───── DATA IN THIS EXERCISE ─────
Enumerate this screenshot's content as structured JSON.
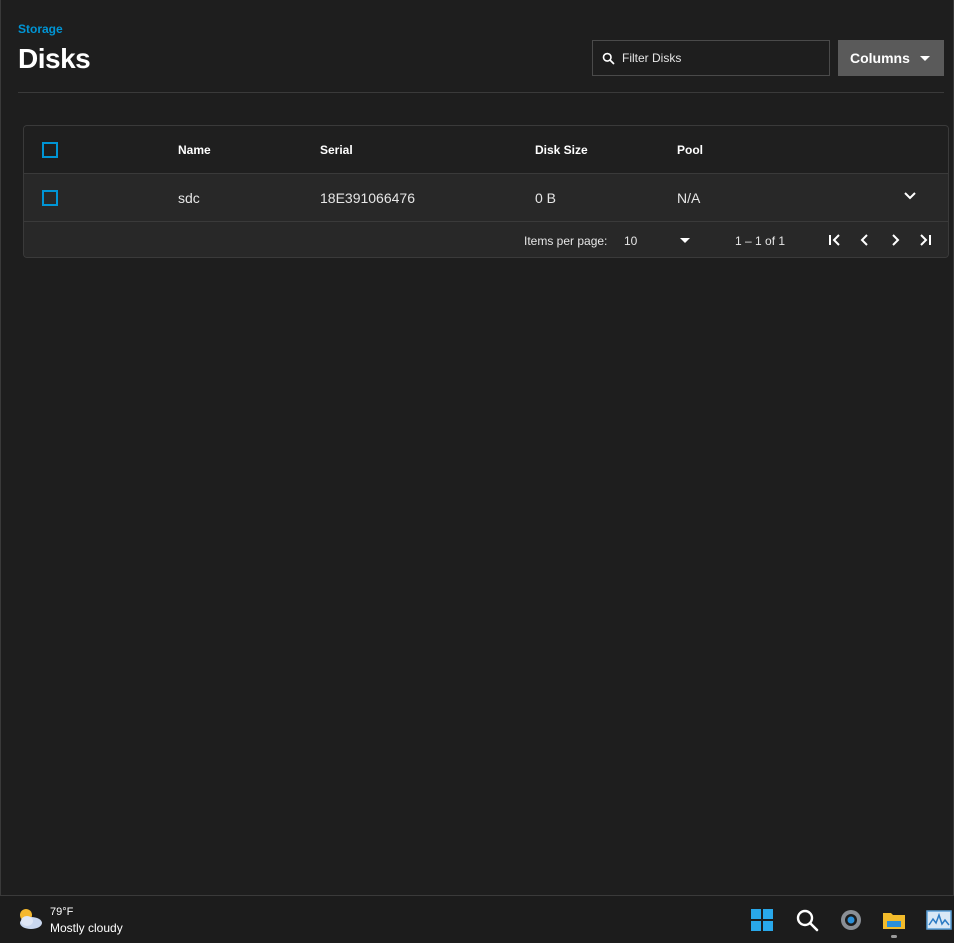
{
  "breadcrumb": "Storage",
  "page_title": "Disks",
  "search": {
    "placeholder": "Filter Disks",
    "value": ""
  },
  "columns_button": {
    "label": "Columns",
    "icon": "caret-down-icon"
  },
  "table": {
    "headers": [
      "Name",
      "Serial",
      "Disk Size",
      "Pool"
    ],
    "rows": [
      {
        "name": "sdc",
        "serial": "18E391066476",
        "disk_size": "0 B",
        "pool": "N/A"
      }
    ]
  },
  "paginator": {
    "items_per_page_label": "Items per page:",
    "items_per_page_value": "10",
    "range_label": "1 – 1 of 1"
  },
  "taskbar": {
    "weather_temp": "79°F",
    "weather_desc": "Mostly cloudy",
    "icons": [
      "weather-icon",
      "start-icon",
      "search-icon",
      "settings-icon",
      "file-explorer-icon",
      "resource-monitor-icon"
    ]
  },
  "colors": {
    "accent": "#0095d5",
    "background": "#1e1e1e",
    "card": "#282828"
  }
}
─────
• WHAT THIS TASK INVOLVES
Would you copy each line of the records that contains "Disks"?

• RESULT
  "page_title": "Disks",
    "placeholder": "Filter Disks",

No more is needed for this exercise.